Next, Professor Elena Campbell spoke on one of the most powerful monarchs of 18th-century Europe: Catherine the Great. Campbell described the empress’s masterful manipulation of gender norms for personal and political gain. At some times, Catherine dressed as a man to embody the traditionally male attributes of strength and authority; at others, she used her identity as a woman to position herself, in a highly patriarchal society, as the benevolent and motherly leader of Russia and its sons.

The following week, Professor Purnima Dhavan discussed how male poets in the Mughal Empire of India and Pakistan used themes of love and desire in their work to define a spiritually grounded life and to explore gendered conduct in ways that still resonate today.

She focused especially on how and when male poets chose to speak in a female voice, exposing and exploring a fluidity of gender that has continued to inspire women’s rights and LGBTQ activists in the modern era.

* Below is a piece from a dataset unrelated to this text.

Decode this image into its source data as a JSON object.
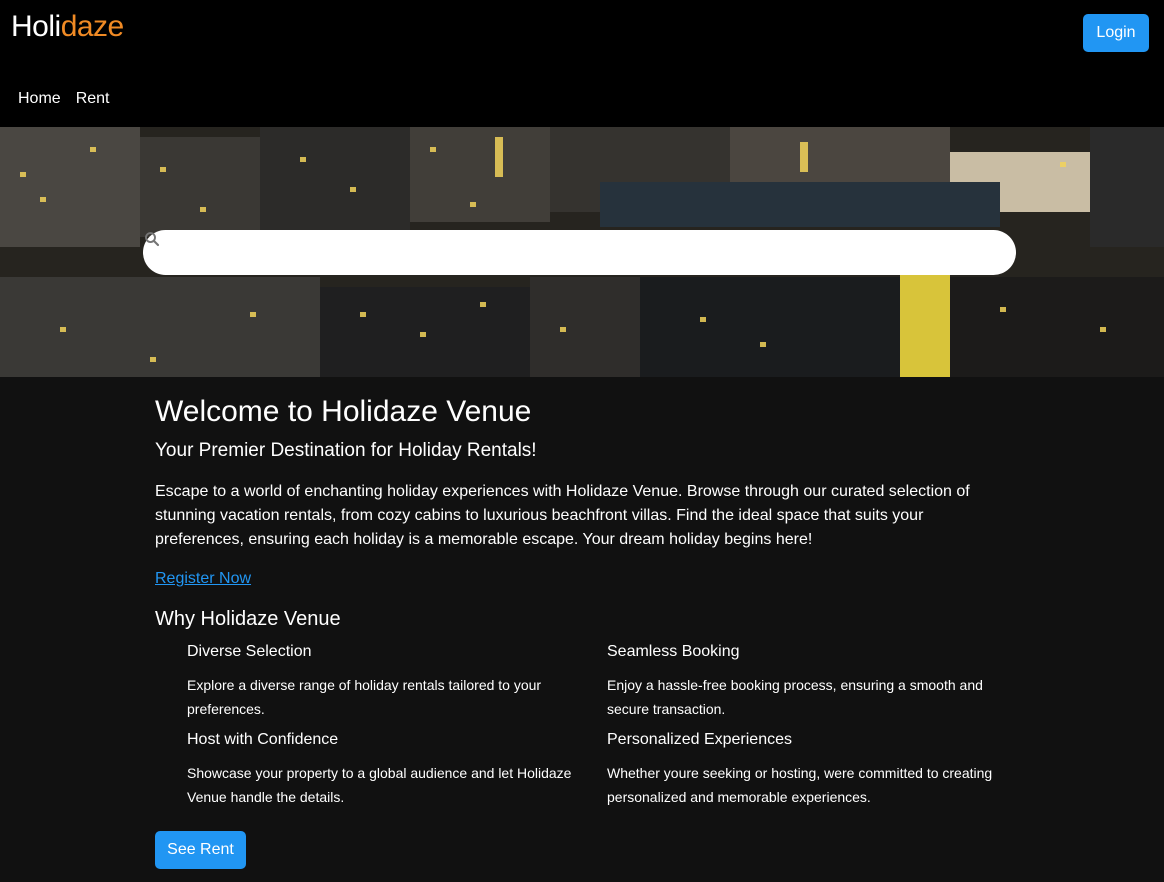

To round out the series, Professor William Rorabaugh considered three prominent women from the 1960s: Betty Friedan, Angela Davis, and Janis Joplin. In a decade of precipitous change and a moment of determined action for civil rights and social justice, women were often at the vanguard of American life—an idea articulated by Davis with her iconic quote: “I am no longer accepting the things I cannot change. I am changing the things I cannot accept.” Rorabaugh’s lecture explored the subtle interplay by which these powerful women both shaped, and were shaped by, the tumultuous times they lived in.

If you missed any or all of these riveting lectures, don’t worry! All four are available to view online.

FebruaryCentennial of the 1919 Seattle General Strike

The University of Washington hosted several events to mark the 100-year anniversary of the Seattle General Strike of February 6, 1919. Department of History Professor James Gregory was a principal organizer and participant in many of these activities, which commemorated the strike and the long history of labor activism in the Pacific Northwest.

An exhibit on the strike—featuring the extensive records of the Labor Archives of Washington, housed at UW Libraries—is currently on display in the Special Collections Lobby and Reference Room at the Suzzallo and Allen Libraries. It runs until June 7, 2019.

Events will continue throughout the year. For more information visit

Click here for an interview with Gregory on the importance of the strike and its impact on the city of Seattle.